**Brief:** Tell how many lines of the material below hold "type". The reply is that number alone.

**Provided data:**
★ ★ ★ ★ ★ ★ ★
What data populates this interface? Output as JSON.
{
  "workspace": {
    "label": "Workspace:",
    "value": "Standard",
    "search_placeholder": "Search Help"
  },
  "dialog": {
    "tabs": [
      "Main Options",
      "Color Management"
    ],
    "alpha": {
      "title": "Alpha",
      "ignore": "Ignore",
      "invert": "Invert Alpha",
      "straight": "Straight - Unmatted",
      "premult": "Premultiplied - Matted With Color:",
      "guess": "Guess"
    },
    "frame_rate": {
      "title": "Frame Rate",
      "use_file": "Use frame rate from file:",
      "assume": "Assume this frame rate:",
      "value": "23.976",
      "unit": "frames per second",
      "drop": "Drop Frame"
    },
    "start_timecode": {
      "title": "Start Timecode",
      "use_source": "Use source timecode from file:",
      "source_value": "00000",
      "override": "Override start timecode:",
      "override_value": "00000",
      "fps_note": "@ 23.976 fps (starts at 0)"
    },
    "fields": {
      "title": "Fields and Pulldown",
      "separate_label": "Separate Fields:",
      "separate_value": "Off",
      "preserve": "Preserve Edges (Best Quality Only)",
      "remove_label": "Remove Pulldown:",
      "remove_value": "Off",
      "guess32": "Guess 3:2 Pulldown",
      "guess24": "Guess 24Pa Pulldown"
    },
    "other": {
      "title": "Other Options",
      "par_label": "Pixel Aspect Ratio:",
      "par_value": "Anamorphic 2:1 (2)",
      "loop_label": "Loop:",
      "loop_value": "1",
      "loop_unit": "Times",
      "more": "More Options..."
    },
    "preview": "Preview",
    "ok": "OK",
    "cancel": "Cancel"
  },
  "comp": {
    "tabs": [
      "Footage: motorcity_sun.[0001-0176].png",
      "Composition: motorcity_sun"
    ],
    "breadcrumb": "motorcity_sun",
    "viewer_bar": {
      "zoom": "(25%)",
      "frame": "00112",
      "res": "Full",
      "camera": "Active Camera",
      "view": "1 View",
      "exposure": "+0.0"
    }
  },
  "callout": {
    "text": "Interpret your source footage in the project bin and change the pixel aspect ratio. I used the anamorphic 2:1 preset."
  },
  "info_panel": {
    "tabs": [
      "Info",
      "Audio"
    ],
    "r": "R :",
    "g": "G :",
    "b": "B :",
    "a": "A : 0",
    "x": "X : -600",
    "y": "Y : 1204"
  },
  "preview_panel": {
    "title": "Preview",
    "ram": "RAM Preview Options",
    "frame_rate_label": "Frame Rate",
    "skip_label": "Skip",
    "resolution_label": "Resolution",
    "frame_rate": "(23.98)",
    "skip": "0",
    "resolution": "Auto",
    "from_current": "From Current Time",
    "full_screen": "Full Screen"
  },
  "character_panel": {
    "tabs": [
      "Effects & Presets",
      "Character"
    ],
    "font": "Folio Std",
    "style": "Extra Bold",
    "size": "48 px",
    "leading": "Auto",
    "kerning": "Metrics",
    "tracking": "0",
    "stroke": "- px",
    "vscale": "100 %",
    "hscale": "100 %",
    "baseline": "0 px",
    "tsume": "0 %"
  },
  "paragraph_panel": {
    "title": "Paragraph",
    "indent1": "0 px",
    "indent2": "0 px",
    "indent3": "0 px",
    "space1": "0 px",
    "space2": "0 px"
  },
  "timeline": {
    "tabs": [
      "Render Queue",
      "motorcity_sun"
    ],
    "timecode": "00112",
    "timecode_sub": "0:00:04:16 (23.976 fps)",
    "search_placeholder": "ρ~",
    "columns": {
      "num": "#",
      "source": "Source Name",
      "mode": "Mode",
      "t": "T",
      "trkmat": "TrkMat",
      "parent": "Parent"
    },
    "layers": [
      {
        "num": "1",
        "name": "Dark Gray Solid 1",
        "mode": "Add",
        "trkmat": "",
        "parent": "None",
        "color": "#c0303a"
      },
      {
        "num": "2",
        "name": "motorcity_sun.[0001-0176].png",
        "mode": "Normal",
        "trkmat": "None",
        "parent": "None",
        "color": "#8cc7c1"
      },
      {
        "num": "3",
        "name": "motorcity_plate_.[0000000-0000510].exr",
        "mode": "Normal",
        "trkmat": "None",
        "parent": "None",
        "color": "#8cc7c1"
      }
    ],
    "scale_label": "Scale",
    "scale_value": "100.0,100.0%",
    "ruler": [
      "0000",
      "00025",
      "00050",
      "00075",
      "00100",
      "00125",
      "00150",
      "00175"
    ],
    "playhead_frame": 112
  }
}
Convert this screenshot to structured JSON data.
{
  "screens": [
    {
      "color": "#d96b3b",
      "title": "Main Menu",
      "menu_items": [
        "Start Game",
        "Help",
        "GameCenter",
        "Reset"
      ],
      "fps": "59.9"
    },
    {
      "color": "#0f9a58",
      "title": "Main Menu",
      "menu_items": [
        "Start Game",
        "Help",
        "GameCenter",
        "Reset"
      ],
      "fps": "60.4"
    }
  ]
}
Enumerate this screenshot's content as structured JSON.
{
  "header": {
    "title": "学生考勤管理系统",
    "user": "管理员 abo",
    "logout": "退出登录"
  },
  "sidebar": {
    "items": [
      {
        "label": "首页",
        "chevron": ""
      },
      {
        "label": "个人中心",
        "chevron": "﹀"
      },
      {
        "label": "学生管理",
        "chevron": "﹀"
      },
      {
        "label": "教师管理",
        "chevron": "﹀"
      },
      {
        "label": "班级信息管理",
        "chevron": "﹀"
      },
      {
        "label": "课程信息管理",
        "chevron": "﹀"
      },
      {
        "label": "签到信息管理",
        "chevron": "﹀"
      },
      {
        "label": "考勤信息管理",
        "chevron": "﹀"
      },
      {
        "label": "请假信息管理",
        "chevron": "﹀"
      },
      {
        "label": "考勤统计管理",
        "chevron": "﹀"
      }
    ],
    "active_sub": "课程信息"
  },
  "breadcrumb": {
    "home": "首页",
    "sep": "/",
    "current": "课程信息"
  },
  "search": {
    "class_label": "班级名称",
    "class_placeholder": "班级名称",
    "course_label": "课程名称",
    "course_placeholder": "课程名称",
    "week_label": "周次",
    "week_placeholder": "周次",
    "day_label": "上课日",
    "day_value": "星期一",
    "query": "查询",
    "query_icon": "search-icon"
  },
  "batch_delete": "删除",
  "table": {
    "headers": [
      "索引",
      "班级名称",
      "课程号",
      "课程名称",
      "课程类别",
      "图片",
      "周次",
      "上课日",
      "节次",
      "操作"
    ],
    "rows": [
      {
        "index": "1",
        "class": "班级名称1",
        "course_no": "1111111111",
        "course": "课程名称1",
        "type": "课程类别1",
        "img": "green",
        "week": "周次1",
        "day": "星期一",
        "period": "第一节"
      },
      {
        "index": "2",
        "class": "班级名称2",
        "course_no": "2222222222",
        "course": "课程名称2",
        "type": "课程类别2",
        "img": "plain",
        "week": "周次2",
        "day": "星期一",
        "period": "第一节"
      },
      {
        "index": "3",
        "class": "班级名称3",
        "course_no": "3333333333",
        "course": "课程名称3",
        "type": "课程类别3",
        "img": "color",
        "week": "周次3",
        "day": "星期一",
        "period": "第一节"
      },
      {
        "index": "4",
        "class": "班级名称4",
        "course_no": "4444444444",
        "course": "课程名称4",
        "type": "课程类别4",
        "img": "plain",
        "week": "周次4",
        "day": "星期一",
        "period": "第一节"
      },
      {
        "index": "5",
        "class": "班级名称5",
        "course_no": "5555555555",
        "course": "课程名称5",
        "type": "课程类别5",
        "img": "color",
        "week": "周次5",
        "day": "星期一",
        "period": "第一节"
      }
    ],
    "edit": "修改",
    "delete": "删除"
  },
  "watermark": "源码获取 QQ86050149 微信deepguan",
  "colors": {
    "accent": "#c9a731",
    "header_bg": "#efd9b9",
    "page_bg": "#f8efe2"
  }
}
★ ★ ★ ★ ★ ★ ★
**Solution:** 5